As rightly submitted by both parties, most injunction cases are determined on the balance of convenience. In American Cyanamid Co. v Ethicon Ltd [1975] AC 396 Lord Diplock said, at p. 408:

... it would be unwise to attempt even to list all the various matters which may need to be taken into consideration in deciding where the balance lies, let alone to suggest the relative weight to be attached to them. These will vary from case to case.

In other cases, such as Cayne v Global Natural Resourcesplc [1984] 1 All ER 225, the courts have insisted that it is not mere convenience that needs to be weighed, but the risk of doing an injustice to one side or the other. Lord Diplock in American Cyanamid Co. v Ethicon Ltd said the extent to which the disadvantages to each party would be incapable of being compensated in damages is always a significant factor in assessing where the balance of convenience lies.

In American Cyanamid Co. v Ethicon Ltd Lord Diplock said at p. 408 that, m considering the balance of convenience: 'Where other factors appear to be evenly balanced it is a counsel of prudence to take such measures as are calculated to preserve the status quo'. From Garden Cottage Foods Ltd v Milk Marketing Board [1984] AC 130, it appears that the status quo ante is the state of affairs before the defendant started the conduct complained of, unless there has been unreasonable delay, when it is the state of affairs immediately before the application.

What is significant to note is that, the plaintiff gave two contradicting explanations on what happened to the lease documents in this matter. In one instance, he stated that the documents were taken by the defendant and were never returned and in another instance, he stated that the lease document was lost.

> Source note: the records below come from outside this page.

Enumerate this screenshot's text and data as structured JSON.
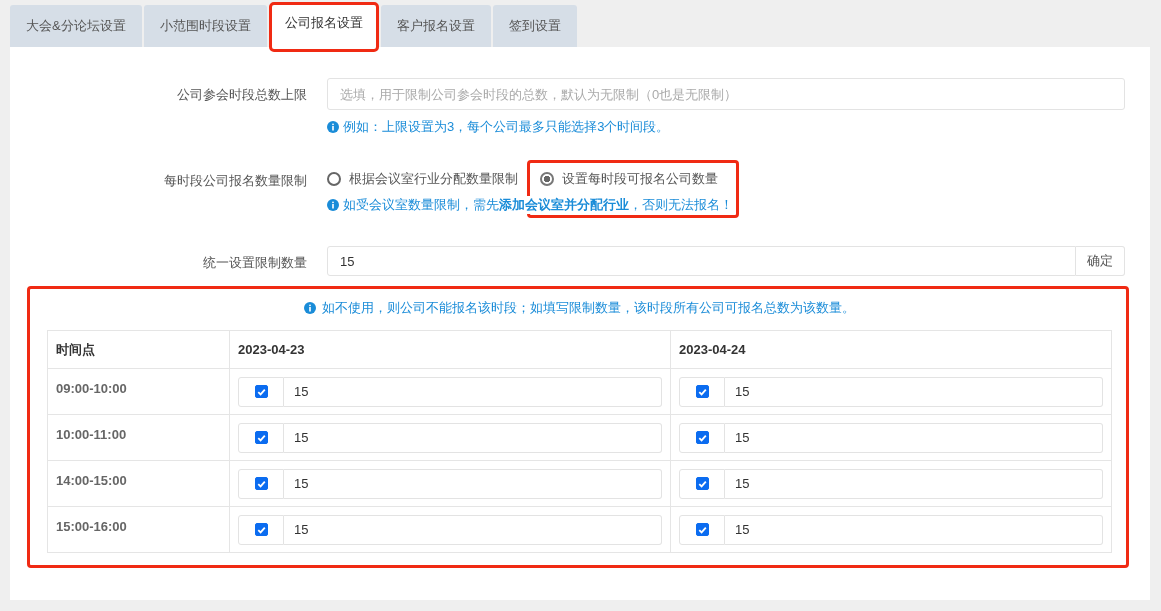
{
  "tabs": [
    {
      "label": "大会&分论坛设置",
      "selected": false,
      "highlighted": false
    },
    {
      "label": "小范围时段设置",
      "selected": false,
      "highlighted": false
    },
    {
      "label": "公司报名设置",
      "selected": true,
      "highlighted": true
    },
    {
      "label": "客户报名设置",
      "selected": false,
      "highlighted": false
    },
    {
      "label": "签到设置",
      "selected": false,
      "highlighted": false
    }
  ],
  "total_limit": {
    "label": "公司参会时段总数上限",
    "placeholder": "选填，用于限制公司参会时段的总数，默认为无限制（0也是无限制）",
    "hint": "例如：上限设置为3，每个公司最多只能选择3个时间段。"
  },
  "per_slot_limit": {
    "label": "每时段公司报名数量限制",
    "highlighted": true,
    "options": [
      {
        "label": "根据会议室行业分配数量限制",
        "selected": false
      },
      {
        "label": "设置每时段可报名公司数量",
        "selected": true
      }
    ],
    "hint": "如受会议室数量限制，需先**添加会议室并分配行业**，否则无法报名！"
  },
  "unified_limit": {
    "label": "统一设置限制数量",
    "value": "15",
    "button": "确定"
  },
  "slot_table": {
    "highlighted": true,
    "note": "如不使用，则公司不能报名该时段；如填写限制数量，该时段所有公司可报名总数为该数量。",
    "columns": [
      "时间点",
      "2023-04-23",
      "2023-04-24"
    ],
    "rows": [
      {
        "cells": [
          {
            "kind": "time",
            "text": "09:00-10:00"
          },
          {
            "kind": "limit",
            "checked": true,
            "value": "15"
          },
          {
            "kind": "limit",
            "checked": true,
            "value": "15"
          }
        ]
      },
      {
        "cells": [
          {
            "kind": "time",
            "text": "10:00-11:00"
          },
          {
            "kind": "limit",
            "checked": true,
            "value": "15"
          },
          {
            "kind": "limit",
            "checked": true,
            "value": "15"
          }
        ]
      },
      {
        "cells": [
          {
            "kind": "time",
            "text": "14:00-15:00"
          },
          {
            "kind": "limit",
            "checked": true,
            "value": "15"
          },
          {
            "kind": "limit",
            "checked": true,
            "value": "15"
          }
        ]
      },
      {
        "cells": [
          {
            "kind": "time",
            "text": "15:00-16:00"
          },
          {
            "kind": "limit",
            "checked": true,
            "value": "15"
          },
          {
            "kind": "limit",
            "checked": true,
            "value": "15"
          }
        ]
      }
    ]
  }
}
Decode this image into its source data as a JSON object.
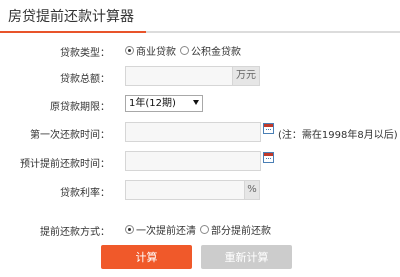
{
  "header": {
    "title": "房贷提前还款计算器"
  },
  "loan_type": {
    "label": "贷款类型：",
    "options": [
      {
        "label": "商业贷款",
        "checked": true
      },
      {
        "label": "公积金贷款",
        "checked": false
      }
    ]
  },
  "loan_total": {
    "label": "贷款总额：",
    "value": "",
    "unit": "万元"
  },
  "loan_term": {
    "label": "原贷款期限：",
    "selected": "1年(12期)"
  },
  "first_repay": {
    "label": "第一次还款时间：",
    "value": "",
    "note": "(注：需在1998年8月以后)"
  },
  "prepay_time": {
    "label": "预计提前还款时间：",
    "value": ""
  },
  "rate": {
    "label": "贷款利率：",
    "value": "",
    "unit": "%"
  },
  "prepay_method": {
    "label": "提前还款方式：",
    "options": [
      {
        "label": "一次提前还清",
        "checked": true
      },
      {
        "label": "部分提前还款",
        "checked": false
      }
    ]
  },
  "buttons": {
    "calculate": "计算",
    "reset": "重新计算"
  },
  "colors": {
    "accent": "#f0592a",
    "disabled": "#cccccc"
  }
}
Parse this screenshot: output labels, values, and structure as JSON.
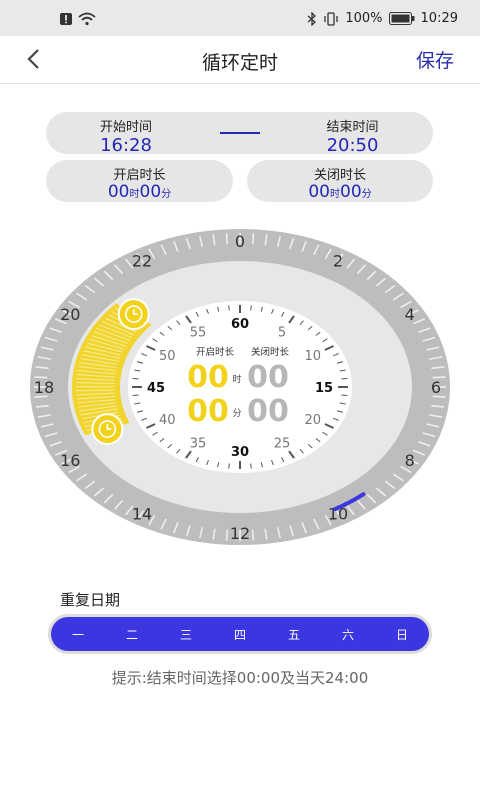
{
  "status": {
    "time": "10:29",
    "battery": "100%"
  },
  "nav": {
    "title": "循环定时",
    "save": "保存"
  },
  "time_range": {
    "start_label": "开始时间",
    "start_value": "16:28",
    "end_label": "结束时间",
    "end_value": "20:50"
  },
  "durations": {
    "on_label": "开启时长",
    "on_hours": "00",
    "on_hours_unit": "时",
    "on_minutes": "00",
    "on_minutes_unit": "分",
    "off_label": "关闭时长",
    "off_hours": "00",
    "off_hours_unit": "时",
    "off_minutes": "00",
    "off_minutes_unit": "分"
  },
  "dial": {
    "hour_labels": [
      "0",
      "2",
      "4",
      "6",
      "8",
      "10",
      "12",
      "14",
      "16",
      "18",
      "20",
      "22"
    ],
    "minute_labels": [
      "60",
      "5",
      "10",
      "15",
      "20",
      "25",
      "30",
      "35",
      "40",
      "45",
      "50",
      "55"
    ],
    "inner_on_label": "开启时长",
    "inner_off_label": "关闭时长",
    "inner_on_hours": "00",
    "inner_hours_unit": "时",
    "inner_off_hours": "00",
    "inner_on_minutes": "00",
    "inner_minutes_unit": "分",
    "inner_off_minutes": "00",
    "yellow_arc_start_hour": 16.47,
    "yellow_arc_end_hour": 20.83,
    "blue_arc_start_hour": 9.3,
    "blue_arc_end_hour": 10.0
  },
  "repeat": {
    "label": "重复日期",
    "days": [
      "一",
      "二",
      "三",
      "四",
      "五",
      "六",
      "日"
    ]
  },
  "hint": "提示:结束时间选择00:00及当天24:00",
  "colors": {
    "accent": "#3b36e0",
    "title_blue": "#2328b6",
    "yellow": "#f2d21a"
  }
}
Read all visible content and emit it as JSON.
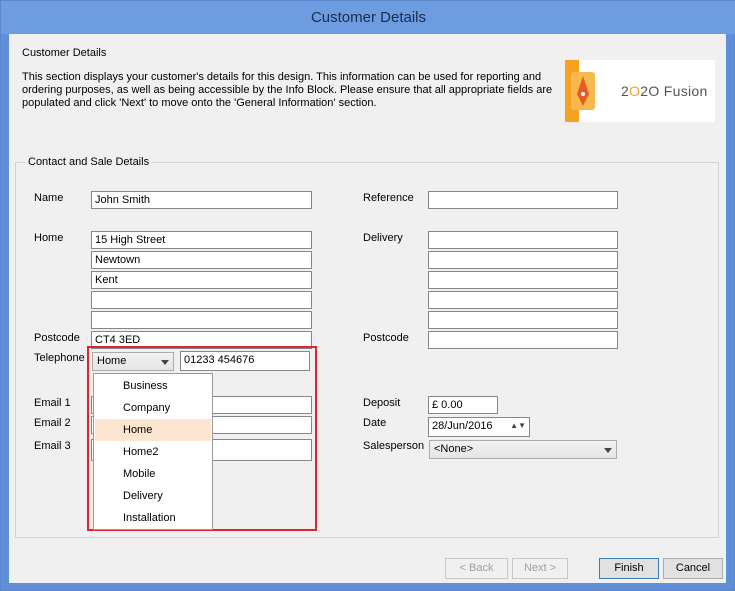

This points to the fact that the plaintiffs credibility is questionable.

Despite submissions of the plaintiff casting doubt on the authenticity of the evidence of sale of the land as provided by the defendant at this point, the lack of credibility on the part of the plaintiff makes this Court believe the story of the defendant that he has been in possession of the land in dispute herein since 2012. Further, that the plaintiff has simply most likely started bothering the defendant in 2015, after selling him the land herein in 2012 because the plaintiff got the alleged rumour of Government compensation for land in the area in question in this matter.

In the foregoing circumstances, the balance of convenience lies in favour of vacating the injunction herein so that the defendant who had been in possession of the land in dispute herein upon an alleged purchase of the same must maintain possession until the rights of the parties are determined.

This Court would however make clear that the defendant must not in any way deal adversely with the legal interest in this land by disposal or otherwise until this matter is heard and determined. He may however proceed to farm the land as he used to prior to the injunction that has been vacated.

This Court will not have to consider the relative strength of the parties' cases. This is a matter of last resort.

In American Cyanamid Co. v Ethicon Ltd Lord Diplock said at p. 409 that

...it may not be improper to take into account in tipping the balance the relative strength of each party's case as revealed by the affidavit evidence adduced on the hearing of the application. This, however, should be done only where it is apparent upon the facts disclosed by evidence as to which there is no credible dispute that the strength of one party's case is disproportionate to that of the other party. The court is not justified in embarking upon anything resembling a trial of the action upon conflicting affidavits in order to evaluate the strength of either party's case.

The parties must ensure that this matter that is exempt from mandatory mediation is escalated to trial as soon as possible since this Court is fully seized of this matter util trial.

Costs on this application shall be for the successful defendant.

Made in chambers at Blantyre this 22nd May 2017.

___________

M. A. Tembo

JUDGE